MATERIAL FOR THIS TASK: Begin

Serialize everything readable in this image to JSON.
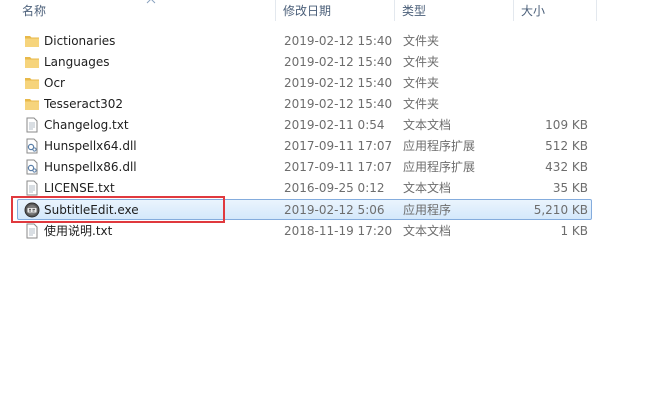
{
  "columns": {
    "name": "名称",
    "date": "修改日期",
    "type": "类型",
    "size": "大小"
  },
  "files": [
    {
      "name": "Dictionaries",
      "date": "2019-02-12 15:40",
      "type": "文件夹",
      "size": "",
      "icon": "folder-icon"
    },
    {
      "name": "Languages",
      "date": "2019-02-12 15:40",
      "type": "文件夹",
      "size": "",
      "icon": "folder-icon"
    },
    {
      "name": "Ocr",
      "date": "2019-02-12 15:40",
      "type": "文件夹",
      "size": "",
      "icon": "folder-icon"
    },
    {
      "name": "Tesseract302",
      "date": "2019-02-12 15:40",
      "type": "文件夹",
      "size": "",
      "icon": "folder-icon"
    },
    {
      "name": "Changelog.txt",
      "date": "2019-02-11 0:54",
      "type": "文本文档",
      "size": "109 KB",
      "icon": "text-file-icon"
    },
    {
      "name": "Hunspellx64.dll",
      "date": "2017-09-11 17:07",
      "type": "应用程序扩展",
      "size": "512 KB",
      "icon": "dll-file-icon"
    },
    {
      "name": "Hunspellx86.dll",
      "date": "2017-09-11 17:07",
      "type": "应用程序扩展",
      "size": "432 KB",
      "icon": "dll-file-icon"
    },
    {
      "name": "LICENSE.txt",
      "date": "2016-09-25 0:12",
      "type": "文本文档",
      "size": "35 KB",
      "icon": "text-file-icon"
    },
    {
      "name": "SubtitleEdit.exe",
      "date": "2019-02-12 5:06",
      "type": "应用程序",
      "size": "5,210 KB",
      "icon": "subtitle-edit-app-icon",
      "selected": true
    },
    {
      "name": "使用说明.txt",
      "date": "2018-11-19 17:20",
      "type": "文本文档",
      "size": "1 KB",
      "icon": "text-file-icon"
    }
  ],
  "colors": {
    "selection_bg": "#d4e8fb",
    "selection_border": "#84acdd",
    "highlight_box": "#e0393e",
    "folder": "#e8b94a"
  }
}
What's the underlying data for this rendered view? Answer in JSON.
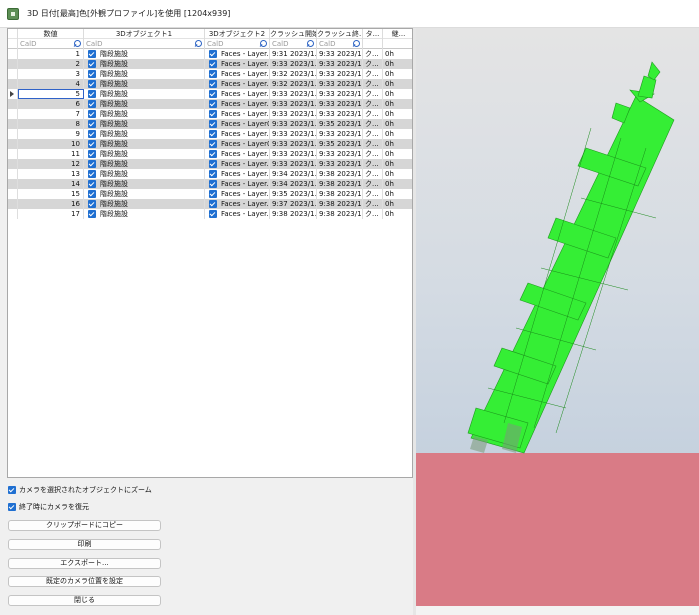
{
  "window": {
    "title": "3D 日付[最高]色[外観プロファイル]を使用  [1204x939]"
  },
  "grid": {
    "columns": {
      "num": "数値",
      "obj1": "3Dオブジェクト1",
      "obj2": "3Dオブジェクト2",
      "start": "クラッシュ開始",
      "end": "クラッシュ終...",
      "type": "タ...",
      "len": "継..."
    },
    "filter_placeholder": "CalD",
    "rows": [
      {
        "num": "1",
        "obj1": "階段施設",
        "obj2": "Faces - Layer...",
        "start": "9:31 2023/1...",
        "end": "9:33 2023/1...",
        "type": "ク...",
        "len": "0h"
      },
      {
        "num": "2",
        "obj1": "階段施設",
        "obj2": "Faces - Layer...",
        "start": "9:33 2023/1...",
        "end": "9:33 2023/1...",
        "type": "ク...",
        "len": "0h"
      },
      {
        "num": "3",
        "obj1": "階段施設",
        "obj2": "Faces - Layer...",
        "start": "9:32 2023/1...",
        "end": "9:33 2023/1...",
        "type": "ク...",
        "len": "0h"
      },
      {
        "num": "4",
        "obj1": "階段施設",
        "obj2": "Faces - Layer...",
        "start": "9:32 2023/1...",
        "end": "9:33 2023/1...",
        "type": "ク...",
        "len": "0h"
      },
      {
        "num": "5",
        "obj1": "階段施設",
        "obj2": "Faces - Layer...",
        "start": "9:33 2023/1...",
        "end": "9:33 2023/1...",
        "type": "ク...",
        "len": "0h"
      },
      {
        "num": "6",
        "obj1": "階段施設",
        "obj2": "Faces - Layer...",
        "start": "9:33 2023/1...",
        "end": "9:33 2023/1...",
        "type": "ク...",
        "len": "0h"
      },
      {
        "num": "7",
        "obj1": "階段施設",
        "obj2": "Faces - Layer...",
        "start": "9:33 2023/1...",
        "end": "9:33 2023/1...",
        "type": "ク...",
        "len": "0h"
      },
      {
        "num": "8",
        "obj1": "階段施設",
        "obj2": "Faces - Layer0",
        "start": "9:33 2023/1...",
        "end": "9:35 2023/1...",
        "type": "ク...",
        "len": "0h"
      },
      {
        "num": "9",
        "obj1": "階段施設",
        "obj2": "Faces - Layer...",
        "start": "9:33 2023/1...",
        "end": "9:33 2023/1...",
        "type": "ク...",
        "len": "0h"
      },
      {
        "num": "10",
        "obj1": "階段施設",
        "obj2": "Faces - Layer0",
        "start": "9:33 2023/1...",
        "end": "9:35 2023/1...",
        "type": "ク...",
        "len": "0h"
      },
      {
        "num": "11",
        "obj1": "階段施設",
        "obj2": "Faces - Layer...",
        "start": "9:33 2023/1...",
        "end": "9:33 2023/1...",
        "type": "ク...",
        "len": "0h"
      },
      {
        "num": "12",
        "obj1": "階段施設",
        "obj2": "Faces - Layer...",
        "start": "9:33 2023/1...",
        "end": "9:33 2023/1...",
        "type": "ク...",
        "len": "0h"
      },
      {
        "num": "13",
        "obj1": "階段施設",
        "obj2": "Faces - Layer...",
        "start": "9:34 2023/1...",
        "end": "9:38 2023/1...",
        "type": "ク...",
        "len": "0h"
      },
      {
        "num": "14",
        "obj1": "階段施設",
        "obj2": "Faces - Layer...",
        "start": "9:34 2023/1...",
        "end": "9:38 2023/1...",
        "type": "ク...",
        "len": "0h"
      },
      {
        "num": "15",
        "obj1": "階段施設",
        "obj2": "Faces - Layer...",
        "start": "9:35 2023/1...",
        "end": "9:38 2023/1...",
        "type": "ク...",
        "len": "0h"
      },
      {
        "num": "16",
        "obj1": "階段施設",
        "obj2": "Faces - Layer...",
        "start": "9:37 2023/1...",
        "end": "9:38 2023/1...",
        "type": "ク...",
        "len": "0h"
      },
      {
        "num": "17",
        "obj1": "階段施設",
        "obj2": "Faces - Layer...",
        "start": "9:38 2023/1...",
        "end": "9:38 2023/1...",
        "type": "ク...",
        "len": "0h"
      }
    ]
  },
  "options": {
    "zoom_to_selected": "カメラを選択されたオブジェクトにズーム",
    "restore_camera": "終了時にカメラを復元"
  },
  "buttons": {
    "copy": "クリップボードにコピー",
    "print": "印刷",
    "export": "エクスポート...",
    "set_camera": "既定のカメラ位置を設定",
    "close": "閉じる"
  },
  "colors": {
    "model": "#33ee33",
    "ground": "#d97b86",
    "checkbox": "#1f6fd1"
  }
}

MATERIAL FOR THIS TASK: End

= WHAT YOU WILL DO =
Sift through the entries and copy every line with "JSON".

= ANSWER SPACE =
Serialize everything readable in this image to JSON.
What's the underlying data for this rendered view? Answer in JSON.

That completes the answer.